“The evacuation will continue for the entire day and night and most probably tomorrow (Friday). Thousands are still expected to be evacuated,” Armstrong said.
“Most are heading towards camps, or to their relatives, or shelter locations,” said Ahmad al-Dbis, a medical aid worker heading a team evacuating patients from Aleppo. “The humanitarian situation in northern Syria is very difficult, because the area is already densely populated since it has people displaced from all over Syria.”
Those leaving Aleppo are not only going to Idlib, the name of a city and province southwest of Aleppo, but to villages in the countryside in Aleppo province that lies west and north of the city and has also been heavily bombed.
Ahmed Kara Ali, spokesman for Ahrar al Sham, a rebel group that is involved in departure negotiations, told Reuters “large numbers” were left but it was difficult to estimate how many remained, beyond it being in the thousands.
Hundreds of other people are also still being evacuated from two villages besieged by rebels near Idlib and taken to government lines in Aleppo, part of the deal that has allowed insurgents to withdraw from the city carrying light weapons.
Another rebel official said a heavy snow storm that hit northern Syria and the sheer numbers of civilians still remaining were among the factors behind the delay in the mass evacuation.
“The numbers of civilians, their cars alongside and of course the weather all are making the evacuation slow,” Munir al-Sayal, head of the political wing of Ahrar al Sham, said, adding he expected the operation to be completed on Thursday.
The tiny pocket they are fleeing is all that remains of a rebel sector that covered nearly half the city before being besieged in the summer, the cue for intense air strikes that reduced swathes of it to rubble. As the months of bombardment wore on, rescue and health services collapsed.
The once-flourishing economic center with its renowned ancient sites has been devastated during the war which has killed more than 300,000 people, created the world’s worst refugee crisis and allowed for the rise of Islamic State.

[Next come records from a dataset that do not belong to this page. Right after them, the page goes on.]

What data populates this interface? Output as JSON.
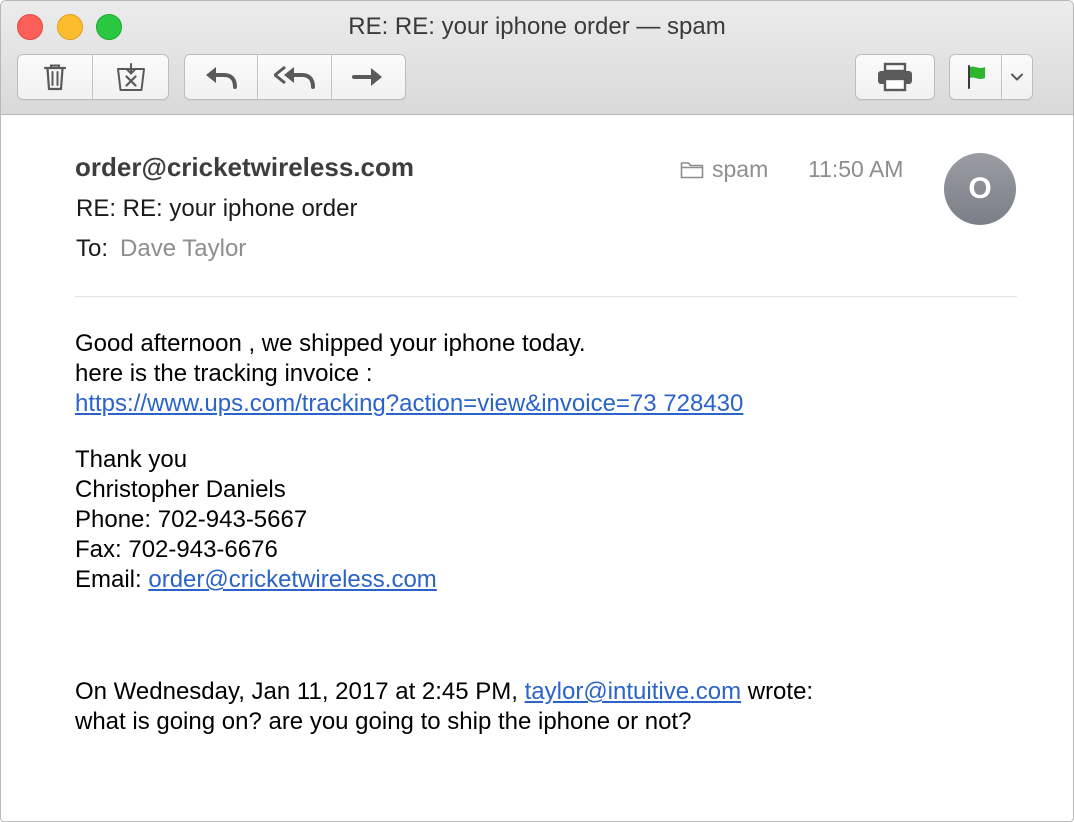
{
  "window": {
    "title": "RE: RE: your iphone order — spam"
  },
  "toolbar": {
    "buttons": [
      {
        "icon": "trash-icon"
      },
      {
        "icon": "junk-icon"
      },
      {
        "icon": "reply-icon"
      },
      {
        "icon": "reply-all-icon"
      },
      {
        "icon": "forward-icon"
      },
      {
        "icon": "printer-icon"
      },
      {
        "icon": "flag-icon"
      },
      {
        "icon": "chevron-down-icon"
      }
    ],
    "flag_color": "#2db52d"
  },
  "header": {
    "from": "order@cricketwireless.com",
    "subject": "RE: RE: your iphone order",
    "to_label": "To:",
    "to_name": "Dave Taylor",
    "mailbox": "spam",
    "time": "11:50 AM",
    "avatar_initial": "O"
  },
  "body": {
    "line1": "Good afternoon , we shipped your iphone today.",
    "line2": "here is the tracking invoice :",
    "tracking_link": "https://www.ups.com/tracking?action=view&invoice=73 728430",
    "signoff": "Thank you",
    "name": "Christopher Daniels",
    "phone": "Phone: 702-943-5667",
    "fax": "Fax: 702-943-6676",
    "email_label": "Email:",
    "email_link": "order@cricketwireless.com",
    "quote_prefix": "On Wednesday, Jan 11, 2017 at 2:45 PM,",
    "quote_link": "taylor@intuitive.com",
    "quote_suffix": "wrote:",
    "quote_text": "what is going on? are you going to ship the iphone or not?"
  },
  "colors": {
    "link": "#2a63c9",
    "muted_text": "#8e8e8e",
    "traffic_close": "#fc5f57",
    "traffic_minimize": "#fdbc2e",
    "traffic_maximize": "#29c840"
  }
}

Russia is not discussing the future of Assad in its talks with Iran and Turkey, Deputy Foreign Minister Sergei Ryabkov said.
The foreign and defense ministers of Russia, Iran and Turkey met in Moscow on Tuesday and agreed to help broker a new peace deal for Syria.

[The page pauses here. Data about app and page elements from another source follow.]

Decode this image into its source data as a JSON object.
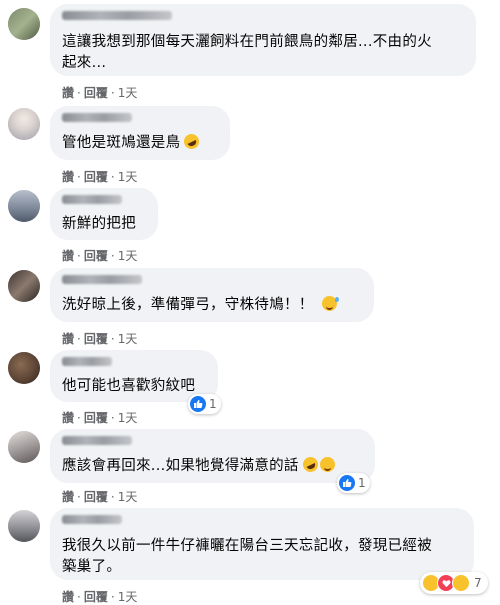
{
  "actions": {
    "like": "讚",
    "reply": "回覆",
    "separator": "·",
    "time": "1天"
  },
  "comments": [
    {
      "lines": [
        "這讓我想到那個每天灑飼料在門前餵鳥的鄰居...不由的火",
        "起來..."
      ]
    },
    {
      "lines": [
        "管他是斑鳩還是鳥"
      ],
      "emoji": "rolling-laugh-emoji"
    },
    {
      "lines": [
        "新鮮的把把"
      ]
    },
    {
      "lines": [
        "洗好晾上後，準備彈弓，守株待鳩！！"
      ],
      "emoji": "sweat-smile-emoji"
    },
    {
      "lines": [
        "他可能也喜歡豹紋吧"
      ],
      "reaction_count": "1"
    },
    {
      "lines": [
        "應該會再回來...如果牠覺得滿意的話"
      ],
      "emoji": "rolling-laugh-and-grin-emoji",
      "reaction_count": "1"
    },
    {
      "lines": [
        "我很久以前一件牛仔褲曬在陽台三天忘記收，發現已經被",
        "築巢了。"
      ],
      "reaction_count": "7",
      "reactions": [
        "haha",
        "love",
        "wow"
      ]
    }
  ],
  "colors": {
    "bubble": "#f0f2f5",
    "meta_text": "#65676b",
    "like_blue": "#1877f2",
    "text": "#050505"
  }
}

De Mistura said that cessation of hostilities across Syria was a “priority” and having “regional players like Turkey, Russia and Iran talk to each other is a good thing”.
Quoting Russian President Vladimir Putin, de Mistura said talks expected to be held in Kazakhstan were “not considered a competition, it is complementary and a support to the preparation of the U.N. role (in Syrian peace talks) on 8 Feb.”
(Reporting by Suleiman Al-Khalidi in Amman, Peter Hobson in Moscow, Stephanie Nebehay in Geneva and Ellen Francis in Beirut, writing by Peter Millership and Giles Elgood)